Items from an interface collection
┌──
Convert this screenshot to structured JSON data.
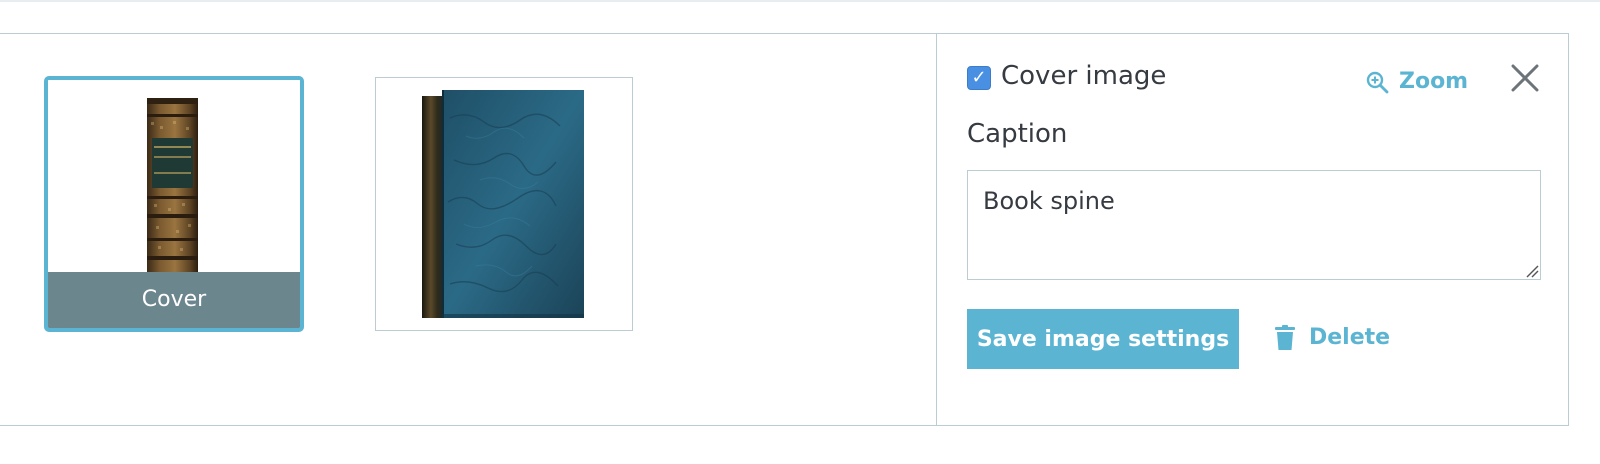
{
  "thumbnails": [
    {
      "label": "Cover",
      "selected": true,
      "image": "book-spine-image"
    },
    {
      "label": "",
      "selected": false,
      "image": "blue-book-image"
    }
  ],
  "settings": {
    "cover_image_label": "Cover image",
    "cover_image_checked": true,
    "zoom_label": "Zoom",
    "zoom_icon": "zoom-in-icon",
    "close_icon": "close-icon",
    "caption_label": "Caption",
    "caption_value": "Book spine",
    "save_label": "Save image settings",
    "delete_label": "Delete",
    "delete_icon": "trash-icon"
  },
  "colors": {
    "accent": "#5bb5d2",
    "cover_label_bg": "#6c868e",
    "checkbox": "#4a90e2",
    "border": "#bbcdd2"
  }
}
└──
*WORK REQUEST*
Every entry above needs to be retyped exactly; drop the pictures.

*EXERCISE RESULT*
Convert this screenshot to structured JSON data.
{
  "thumbnails": [
    {
      "label": "Cover",
      "selected": true,
      "image": "book-spine-image"
    },
    {
      "label": "",
      "selected": false,
      "image": "blue-book-image"
    }
  ],
  "settings": {
    "cover_image_label": "Cover image",
    "cover_image_checked": true,
    "zoom_label": "Zoom",
    "zoom_icon": "zoom-in-icon",
    "close_icon": "close-icon",
    "caption_label": "Caption",
    "caption_value": "Book spine",
    "save_label": "Save image settings",
    "delete_label": "Delete",
    "delete_icon": "trash-icon"
  },
  "colors": {
    "accent": "#5bb5d2",
    "cover_label_bg": "#6c868e",
    "checkbox": "#4a90e2",
    "border": "#bbcdd2"
  }
}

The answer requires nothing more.